“We have seen more interest from the Middle East, particularly in Ucits but also in the alternatives space, since the financial crisis,” says Fenech & Fenech partner Dr Joseph Ghio. “Malta has historic cultural links with North Africa and the Middle East, and some people there now see our country as an oasis of stability. What is happening in Libya has shone a light on Malta’s strategic position, not only geographically but as a gateway to Europe for fund promoters from the Middle East wanting to establish a presence in the EU.
“They know there is a huge market in Europe and that Ucits is the most recognised investment brand worldwide. More than 40 per cent of Ucits sales are now outside the EU, and Asian countries are trying to emulate the Ucits model. But Ucits funds are not the only route because they will never be able to accommodate all investment strategies. Some managers want flexibility for hedge funds strategies that Ucits cannot provide.”
According to Apex Fund Services managing director Anthony O’Driscoll, relationships with the Middle East and North Africa may not yet be resulting in a great deal of concrete business, but it is likely to grow in the long term. “Efforts are underway to build a Shariah-compliant fund structure here, something we should benefit from over time,” he says.
Dermot Butler of administrator Custom House believes that instability and conflict in the Middle East, which has already damaged Beirut’s position as an Arab financial capital and could affect Bahrain’s role in the Gulf, could play in Malta’s favour. “A lot of investors today wouldn’t consider investing in the Middle East and North Africa because of these upheavals, which could well continue for a decade or even a generation.
“Take Lebanon – it may now be at peace and more people are investing there, but they are doing so through external vehicles. Very few people are brave enough to invest directly into Lebanon. I can see people investing through vehicles set up in Malta for North Africa, and maybe for other parts of the Middle East. There could be competition from other centres such as Singapore, but Malta has thrived on competition for years.”

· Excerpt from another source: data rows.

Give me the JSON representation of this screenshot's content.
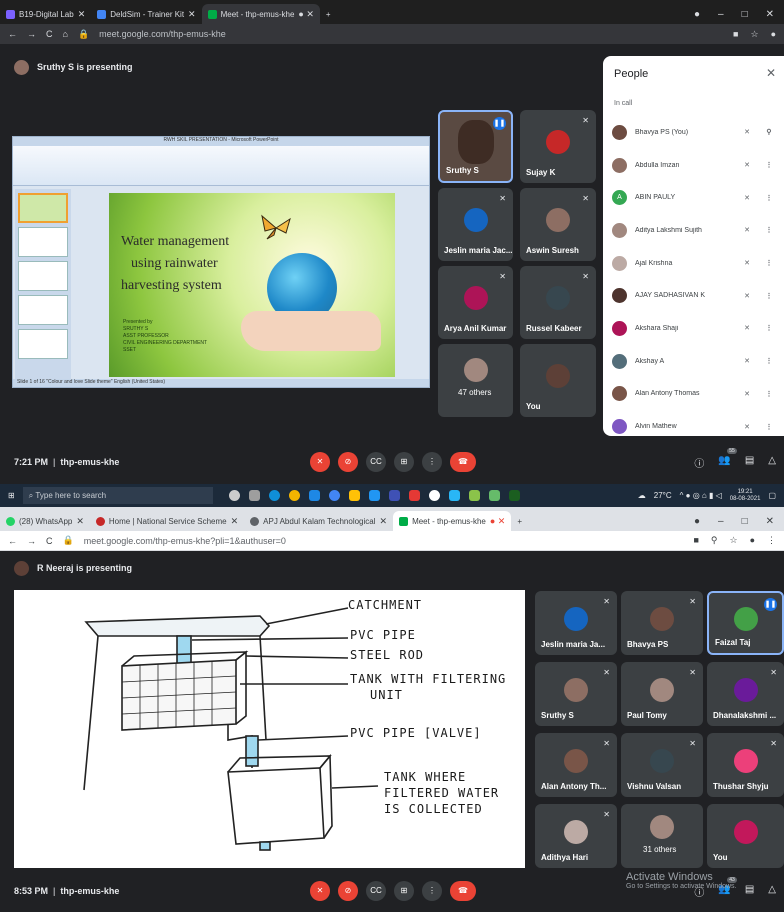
{
  "shot1": {
    "tabs": [
      {
        "label": "B19-Digital Lab",
        "active": false
      },
      {
        "label": "DeldSim - Trainer Kit",
        "active": false
      },
      {
        "label": "Meet - thp-emus-khe",
        "active": true
      }
    ],
    "url": "meet.google.com/thp-emus-khe",
    "banner": "Sruthy S is presenting",
    "ppt": {
      "window_title": "RWH SKIL PRESENTATION - Microsoft PowerPoint",
      "slide_title": [
        "Water management",
        "using rainwater",
        "harvesting system"
      ],
      "presented_by": [
        "Presented by",
        "SRUTHY S",
        "ASST PROFESSOR",
        "CIVIL ENGINEERING DEPARTMENT",
        "SSET"
      ],
      "status": "Slide 1 of 16   \"Colour and love Slide theme\"   English (United States)"
    },
    "tiles": [
      {
        "name": "Sruthy S",
        "speaking": true,
        "color": "#6d4c41"
      },
      {
        "name": "Sujay K",
        "speaking": false,
        "color": "#c62828"
      },
      {
        "name": "Jeslin maria Jac...",
        "speaking": false,
        "color": "#1565c0"
      },
      {
        "name": "Aswin Suresh",
        "speaking": false,
        "color": "#8d6e63"
      },
      {
        "name": "Arya Anil Kumar",
        "speaking": false,
        "color": "#ad1457"
      },
      {
        "name": "Russel Kabeer",
        "speaking": false,
        "color": "#37474f"
      },
      {
        "name": "47 others",
        "speaking": false,
        "color": "#a1887f"
      },
      {
        "name": "You",
        "speaking": false,
        "color": "#5d4037"
      }
    ],
    "people_panel": {
      "title": "People",
      "section": "In call",
      "people": [
        {
          "name": "Bhavya PS (You)",
          "initial": "",
          "color": "#6d4c41"
        },
        {
          "name": "Abdulla Imzan",
          "initial": "",
          "color": "#8d6e63"
        },
        {
          "name": "ABIN PAULY",
          "initial": "A",
          "color": "#34a853"
        },
        {
          "name": "Aditya Lakshmi Sujith",
          "initial": "",
          "color": "#a1887f"
        },
        {
          "name": "Ajal Krishna",
          "initial": "",
          "color": "#bcaaa4"
        },
        {
          "name": "AJAY SADHASIVAN K",
          "initial": "",
          "color": "#4e342e"
        },
        {
          "name": "Akshara Shaji",
          "initial": "",
          "color": "#ad1457"
        },
        {
          "name": "Akshay A",
          "initial": "",
          "color": "#546e7a"
        },
        {
          "name": "Alan Antony Thomas",
          "initial": "",
          "color": "#795548"
        },
        {
          "name": "Alvin Mathew",
          "initial": "",
          "color": "#7e57c2"
        }
      ]
    },
    "meeting": {
      "time": "7:21 PM",
      "code": "thp-emus-khe",
      "participants_badge": "55"
    },
    "taskbar": {
      "search_placeholder": "Type here to search",
      "weather": "27°C",
      "time": "19:21",
      "date": "08-08-2021"
    }
  },
  "shot2": {
    "tabs": [
      {
        "label": "(28) WhatsApp",
        "active": false
      },
      {
        "label": "Home | National Service Scheme",
        "active": false
      },
      {
        "label": "APJ Abdul Kalam Technological",
        "active": false
      },
      {
        "label": "Meet - thp-emus-khe",
        "active": true
      }
    ],
    "url": "meet.google.com/thp-emus-khe?pli=1&authuser=0",
    "banner": "R Neeraj is presenting",
    "drawing_labels": {
      "catchment": "CATCHMENT",
      "pvc_pipe": "PVC PIPE",
      "steel_rod": "STEEL ROD",
      "tank_filter_1": "TANK WITH FILTERING",
      "tank_filter_2": "UNIT",
      "pvc_valve": "PVC PIPE [VALVE]",
      "tank_filtered_1": "TANK WHERE",
      "tank_filtered_2": "FILTERED WATER",
      "tank_filtered_3": "IS COLLECTED"
    },
    "tiles": [
      {
        "name": "Jeslin maria Ja...",
        "speaking": false,
        "color": "#1565c0"
      },
      {
        "name": "Bhavya PS",
        "speaking": false,
        "color": "#6d4c41"
      },
      {
        "name": "Faizal Taj",
        "speaking": true,
        "color": "#43a047"
      },
      {
        "name": "Sruthy S",
        "speaking": false,
        "color": "#8d6e63"
      },
      {
        "name": "Paul Tomy",
        "speaking": false,
        "color": "#a1887f"
      },
      {
        "name": "Dhanalakshmi ...",
        "speaking": false,
        "color": "#6a1b9a"
      },
      {
        "name": "Alan Antony Th...",
        "speaking": false,
        "color": "#795548"
      },
      {
        "name": "Vishnu Valsan",
        "speaking": false,
        "color": "#37474f"
      },
      {
        "name": "Thushar Shyju",
        "speaking": false,
        "color": "#ec407a"
      },
      {
        "name": "Adithya Hari",
        "speaking": false,
        "color": "#bcaaa4"
      },
      {
        "name": "31 others",
        "speaking": false,
        "color": "#a1887f"
      },
      {
        "name": "You",
        "speaking": false,
        "color": "#c2185b"
      }
    ],
    "meeting": {
      "time": "8:53 PM",
      "code": "thp-emus-khe",
      "participants_badge": "43"
    },
    "watermark": {
      "title": "Activate Windows",
      "subtitle": "Go to Settings to activate Windows."
    }
  }
}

The South African background of the IDS Group has already brought its Maltese operation business from managers investing in other regions of the continent, according to Andrew Frankish. “We are getting quite a few African-focused funds, although some launches have been postponed because of the uncertainty in North Africa,” he says. “We had one fund licensed in January that was ready to invest in Egypt when the Cairo Stock Exchange closed down.”